### Work request
Check every line of the data below for the word "date", then give only the number of lines that have it.

- - - - -

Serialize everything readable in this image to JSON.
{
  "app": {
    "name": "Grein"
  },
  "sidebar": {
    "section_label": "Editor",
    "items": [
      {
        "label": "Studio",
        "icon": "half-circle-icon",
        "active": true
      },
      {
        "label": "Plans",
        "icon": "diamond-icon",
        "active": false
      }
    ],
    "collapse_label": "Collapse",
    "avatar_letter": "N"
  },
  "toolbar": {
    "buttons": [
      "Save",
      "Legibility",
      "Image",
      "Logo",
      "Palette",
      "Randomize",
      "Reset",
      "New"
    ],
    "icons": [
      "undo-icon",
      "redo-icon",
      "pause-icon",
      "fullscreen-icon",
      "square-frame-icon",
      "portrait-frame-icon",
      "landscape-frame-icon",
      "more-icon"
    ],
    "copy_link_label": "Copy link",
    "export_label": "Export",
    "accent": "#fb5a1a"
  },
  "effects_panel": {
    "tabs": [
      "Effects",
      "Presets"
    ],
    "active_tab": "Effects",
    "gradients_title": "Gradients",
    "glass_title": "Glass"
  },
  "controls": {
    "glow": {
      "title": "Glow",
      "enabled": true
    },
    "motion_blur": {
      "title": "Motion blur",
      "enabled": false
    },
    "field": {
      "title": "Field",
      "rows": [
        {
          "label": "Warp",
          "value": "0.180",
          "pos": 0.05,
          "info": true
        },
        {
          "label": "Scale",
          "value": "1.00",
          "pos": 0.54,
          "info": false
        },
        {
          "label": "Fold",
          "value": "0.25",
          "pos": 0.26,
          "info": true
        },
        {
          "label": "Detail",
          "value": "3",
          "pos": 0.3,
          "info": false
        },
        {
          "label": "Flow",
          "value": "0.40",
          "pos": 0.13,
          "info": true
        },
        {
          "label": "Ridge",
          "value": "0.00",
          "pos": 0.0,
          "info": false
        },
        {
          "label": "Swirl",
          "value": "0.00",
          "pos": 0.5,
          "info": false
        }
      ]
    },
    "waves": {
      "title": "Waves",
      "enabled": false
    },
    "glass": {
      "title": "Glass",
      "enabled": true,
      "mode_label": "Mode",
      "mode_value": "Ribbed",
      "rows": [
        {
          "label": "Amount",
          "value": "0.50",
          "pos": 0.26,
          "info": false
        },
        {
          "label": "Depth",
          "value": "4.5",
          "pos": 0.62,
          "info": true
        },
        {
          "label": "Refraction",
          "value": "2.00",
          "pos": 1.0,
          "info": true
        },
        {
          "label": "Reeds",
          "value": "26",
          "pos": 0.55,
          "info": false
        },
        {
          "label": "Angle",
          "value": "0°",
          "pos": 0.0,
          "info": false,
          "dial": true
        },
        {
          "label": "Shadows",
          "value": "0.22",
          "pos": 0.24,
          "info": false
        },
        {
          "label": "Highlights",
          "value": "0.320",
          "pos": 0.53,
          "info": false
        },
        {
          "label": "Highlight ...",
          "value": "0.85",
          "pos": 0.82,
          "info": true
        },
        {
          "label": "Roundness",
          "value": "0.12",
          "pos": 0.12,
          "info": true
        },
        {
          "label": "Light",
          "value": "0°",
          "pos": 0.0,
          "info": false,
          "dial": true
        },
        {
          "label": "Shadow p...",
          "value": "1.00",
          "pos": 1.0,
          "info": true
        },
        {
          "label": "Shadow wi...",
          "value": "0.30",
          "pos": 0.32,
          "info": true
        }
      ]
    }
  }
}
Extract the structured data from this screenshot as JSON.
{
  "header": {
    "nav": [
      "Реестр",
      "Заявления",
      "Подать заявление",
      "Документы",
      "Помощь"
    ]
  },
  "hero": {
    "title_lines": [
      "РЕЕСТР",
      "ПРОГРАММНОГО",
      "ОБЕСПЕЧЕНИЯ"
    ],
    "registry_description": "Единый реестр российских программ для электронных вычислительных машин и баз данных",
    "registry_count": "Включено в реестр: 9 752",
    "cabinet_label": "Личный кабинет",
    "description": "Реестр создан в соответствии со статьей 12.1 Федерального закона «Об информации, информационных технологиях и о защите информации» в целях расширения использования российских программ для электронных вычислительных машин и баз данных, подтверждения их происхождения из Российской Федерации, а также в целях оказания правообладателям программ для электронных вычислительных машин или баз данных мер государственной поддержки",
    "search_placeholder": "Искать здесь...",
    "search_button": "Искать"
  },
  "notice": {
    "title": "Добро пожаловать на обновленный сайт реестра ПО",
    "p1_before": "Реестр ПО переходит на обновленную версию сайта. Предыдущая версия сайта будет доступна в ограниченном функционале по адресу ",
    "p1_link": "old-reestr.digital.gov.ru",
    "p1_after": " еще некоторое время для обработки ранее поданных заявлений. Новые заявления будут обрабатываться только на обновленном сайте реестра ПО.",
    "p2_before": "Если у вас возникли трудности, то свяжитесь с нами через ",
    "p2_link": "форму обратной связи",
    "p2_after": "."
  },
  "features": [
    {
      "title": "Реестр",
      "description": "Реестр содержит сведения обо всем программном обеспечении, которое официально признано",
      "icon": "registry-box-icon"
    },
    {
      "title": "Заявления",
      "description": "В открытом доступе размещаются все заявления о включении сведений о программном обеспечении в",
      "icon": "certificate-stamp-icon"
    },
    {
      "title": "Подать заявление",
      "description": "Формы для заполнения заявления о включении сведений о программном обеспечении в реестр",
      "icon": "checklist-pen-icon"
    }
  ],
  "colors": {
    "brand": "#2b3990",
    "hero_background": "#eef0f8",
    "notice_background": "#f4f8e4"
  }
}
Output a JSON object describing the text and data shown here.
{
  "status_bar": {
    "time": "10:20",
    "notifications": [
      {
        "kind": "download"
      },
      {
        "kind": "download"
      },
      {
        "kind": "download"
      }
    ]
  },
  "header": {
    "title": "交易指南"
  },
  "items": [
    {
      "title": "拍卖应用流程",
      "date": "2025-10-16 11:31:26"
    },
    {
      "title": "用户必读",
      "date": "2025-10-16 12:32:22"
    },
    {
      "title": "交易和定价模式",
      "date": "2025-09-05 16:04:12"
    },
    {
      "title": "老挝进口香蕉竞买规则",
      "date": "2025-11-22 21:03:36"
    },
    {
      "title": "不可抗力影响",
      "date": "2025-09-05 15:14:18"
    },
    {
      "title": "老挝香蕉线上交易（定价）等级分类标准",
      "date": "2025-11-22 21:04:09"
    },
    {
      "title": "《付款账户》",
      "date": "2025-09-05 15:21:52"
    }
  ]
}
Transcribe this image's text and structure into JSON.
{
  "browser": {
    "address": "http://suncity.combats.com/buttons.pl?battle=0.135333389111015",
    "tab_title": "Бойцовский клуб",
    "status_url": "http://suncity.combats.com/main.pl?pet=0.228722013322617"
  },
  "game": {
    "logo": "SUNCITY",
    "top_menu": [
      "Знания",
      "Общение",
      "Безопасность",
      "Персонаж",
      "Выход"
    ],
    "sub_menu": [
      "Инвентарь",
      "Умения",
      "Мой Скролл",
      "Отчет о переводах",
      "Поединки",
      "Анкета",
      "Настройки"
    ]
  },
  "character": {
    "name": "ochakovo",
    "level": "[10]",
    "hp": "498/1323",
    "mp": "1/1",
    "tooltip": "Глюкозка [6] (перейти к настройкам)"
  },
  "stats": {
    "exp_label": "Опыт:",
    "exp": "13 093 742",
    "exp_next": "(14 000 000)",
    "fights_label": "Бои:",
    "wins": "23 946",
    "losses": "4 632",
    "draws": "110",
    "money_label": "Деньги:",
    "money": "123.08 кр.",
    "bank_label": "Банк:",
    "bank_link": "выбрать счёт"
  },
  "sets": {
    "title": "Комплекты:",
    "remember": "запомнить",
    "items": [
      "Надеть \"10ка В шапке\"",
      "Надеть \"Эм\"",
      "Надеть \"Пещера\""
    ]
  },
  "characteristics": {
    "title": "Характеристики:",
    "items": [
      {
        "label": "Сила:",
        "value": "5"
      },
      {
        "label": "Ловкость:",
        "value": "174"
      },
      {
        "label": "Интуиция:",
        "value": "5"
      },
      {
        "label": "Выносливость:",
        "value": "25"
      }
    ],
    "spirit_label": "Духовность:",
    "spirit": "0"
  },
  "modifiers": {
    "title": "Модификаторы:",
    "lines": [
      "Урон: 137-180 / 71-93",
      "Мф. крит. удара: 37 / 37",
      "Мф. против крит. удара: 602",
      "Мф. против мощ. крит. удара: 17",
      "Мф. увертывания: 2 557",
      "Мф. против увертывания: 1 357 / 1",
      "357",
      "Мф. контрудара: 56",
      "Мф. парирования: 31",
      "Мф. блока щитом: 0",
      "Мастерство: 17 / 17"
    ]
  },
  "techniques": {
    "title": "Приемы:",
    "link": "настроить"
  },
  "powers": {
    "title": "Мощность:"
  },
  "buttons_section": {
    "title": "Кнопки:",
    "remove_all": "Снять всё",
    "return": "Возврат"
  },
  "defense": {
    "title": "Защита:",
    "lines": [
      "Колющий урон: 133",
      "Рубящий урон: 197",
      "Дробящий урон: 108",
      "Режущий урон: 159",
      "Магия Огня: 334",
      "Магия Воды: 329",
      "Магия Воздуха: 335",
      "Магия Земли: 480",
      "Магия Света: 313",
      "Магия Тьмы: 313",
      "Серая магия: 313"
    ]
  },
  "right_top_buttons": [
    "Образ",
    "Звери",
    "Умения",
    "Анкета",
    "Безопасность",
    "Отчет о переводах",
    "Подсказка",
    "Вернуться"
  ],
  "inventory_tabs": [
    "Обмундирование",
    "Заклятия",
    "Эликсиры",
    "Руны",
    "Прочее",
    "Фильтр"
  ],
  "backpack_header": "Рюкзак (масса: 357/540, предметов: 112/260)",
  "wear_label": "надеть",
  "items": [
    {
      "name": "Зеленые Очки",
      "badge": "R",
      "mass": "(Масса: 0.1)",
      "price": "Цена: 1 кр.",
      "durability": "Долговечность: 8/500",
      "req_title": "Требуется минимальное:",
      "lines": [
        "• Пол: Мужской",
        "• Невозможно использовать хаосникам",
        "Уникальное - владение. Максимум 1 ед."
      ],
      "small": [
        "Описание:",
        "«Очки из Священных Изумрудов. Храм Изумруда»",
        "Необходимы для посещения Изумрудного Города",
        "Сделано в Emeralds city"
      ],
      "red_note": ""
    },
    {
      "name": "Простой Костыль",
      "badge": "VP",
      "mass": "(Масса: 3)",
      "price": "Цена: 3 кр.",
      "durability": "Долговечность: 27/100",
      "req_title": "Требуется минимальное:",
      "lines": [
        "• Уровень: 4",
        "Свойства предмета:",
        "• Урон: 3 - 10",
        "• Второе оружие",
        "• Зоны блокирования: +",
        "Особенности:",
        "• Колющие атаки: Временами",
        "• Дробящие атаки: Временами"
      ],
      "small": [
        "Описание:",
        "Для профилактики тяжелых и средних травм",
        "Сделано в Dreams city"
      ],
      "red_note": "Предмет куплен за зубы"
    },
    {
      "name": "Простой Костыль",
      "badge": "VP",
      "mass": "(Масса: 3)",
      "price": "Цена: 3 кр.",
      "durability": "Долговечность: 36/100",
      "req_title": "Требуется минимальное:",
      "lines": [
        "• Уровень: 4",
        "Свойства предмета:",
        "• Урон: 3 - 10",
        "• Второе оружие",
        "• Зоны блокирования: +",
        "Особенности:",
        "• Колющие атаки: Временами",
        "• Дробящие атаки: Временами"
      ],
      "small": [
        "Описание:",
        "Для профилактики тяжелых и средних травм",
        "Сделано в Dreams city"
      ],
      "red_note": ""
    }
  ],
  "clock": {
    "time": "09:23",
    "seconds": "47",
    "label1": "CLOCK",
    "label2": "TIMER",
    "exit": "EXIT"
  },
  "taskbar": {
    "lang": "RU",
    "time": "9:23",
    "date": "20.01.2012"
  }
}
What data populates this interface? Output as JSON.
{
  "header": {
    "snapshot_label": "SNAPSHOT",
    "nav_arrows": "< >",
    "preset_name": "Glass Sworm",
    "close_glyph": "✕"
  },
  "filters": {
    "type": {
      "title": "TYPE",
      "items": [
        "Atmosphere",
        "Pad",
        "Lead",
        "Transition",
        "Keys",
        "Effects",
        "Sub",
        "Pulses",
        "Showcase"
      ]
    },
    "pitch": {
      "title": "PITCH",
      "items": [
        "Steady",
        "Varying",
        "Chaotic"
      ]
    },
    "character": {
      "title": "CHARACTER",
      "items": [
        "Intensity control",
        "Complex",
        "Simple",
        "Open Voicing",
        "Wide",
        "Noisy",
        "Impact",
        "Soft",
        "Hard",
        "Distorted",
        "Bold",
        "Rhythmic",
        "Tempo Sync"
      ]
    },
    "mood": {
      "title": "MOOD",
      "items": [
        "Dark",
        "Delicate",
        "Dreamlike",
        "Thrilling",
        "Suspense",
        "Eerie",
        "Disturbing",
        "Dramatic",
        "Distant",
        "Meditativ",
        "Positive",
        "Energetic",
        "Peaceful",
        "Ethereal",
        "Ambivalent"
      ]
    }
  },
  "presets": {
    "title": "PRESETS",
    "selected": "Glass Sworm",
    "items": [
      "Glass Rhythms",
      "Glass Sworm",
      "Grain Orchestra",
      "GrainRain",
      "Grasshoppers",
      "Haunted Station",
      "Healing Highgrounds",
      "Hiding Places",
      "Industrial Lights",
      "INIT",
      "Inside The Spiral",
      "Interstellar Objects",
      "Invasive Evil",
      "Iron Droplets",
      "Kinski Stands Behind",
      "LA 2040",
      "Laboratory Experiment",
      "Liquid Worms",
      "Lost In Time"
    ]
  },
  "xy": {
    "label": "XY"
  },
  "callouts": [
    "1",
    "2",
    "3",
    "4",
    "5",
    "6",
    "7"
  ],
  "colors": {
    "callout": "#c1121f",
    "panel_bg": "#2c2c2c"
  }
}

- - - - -

### Exercise output
8